After Callière’s estate was finally dismantled in the early 19th century, three generations of commercial buildings occupied the site. The areas excavated in 2009 are located in an outdoor yard where there was no construction of any kind up until 1879, i.e. throughout periods V (1805-1842) and VI (1842-1879). During these decades, the land was raised several times, and the fill brought in each time was used as the bed for a new roadway, of different natures at different times (gravel with mortar, wood floor). The segments of these roadways excavated in 2009 now give us a better understanding of their layout and their relations with the various buildings on the site. Lastly, the investigation of the shed erected in 1879 continued. The southern part of this season’s dig area includes a long section of the shed.

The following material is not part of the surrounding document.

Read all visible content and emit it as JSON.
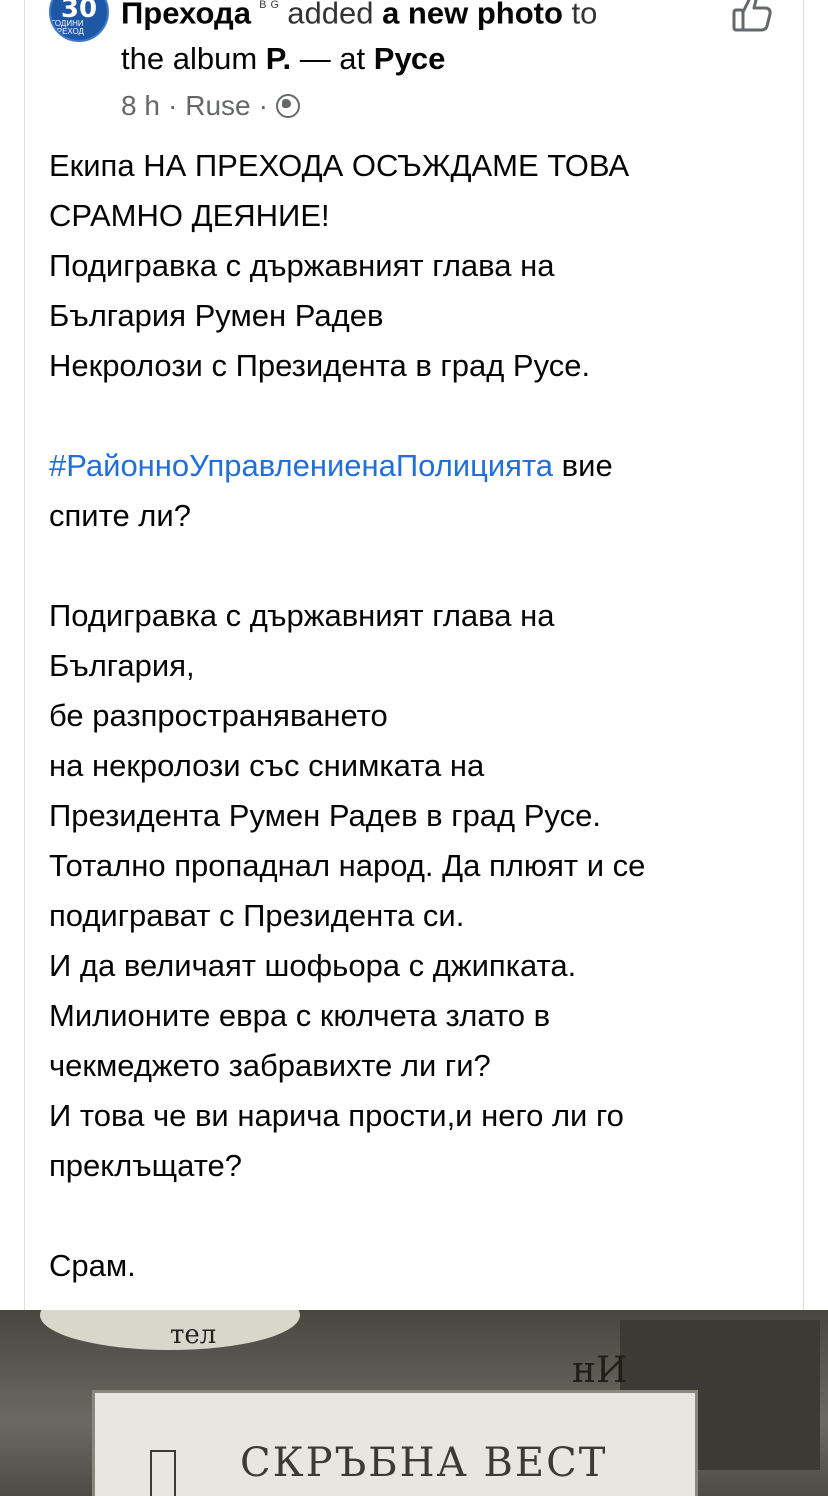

The data gathered mainly document the many changes made to the structure of the building; its original foundations, a series of deep posts, were replaced in 1894 by low stone walls resting on a footing of coarse concrete.
 
The work planned in 2010 will allow us to begin exploring the northern portion of the site, and likely lead to the discovery of new remains of structures and activity areas dating from the different periods in the long occupation sequence of the Pointe-à-Callière site.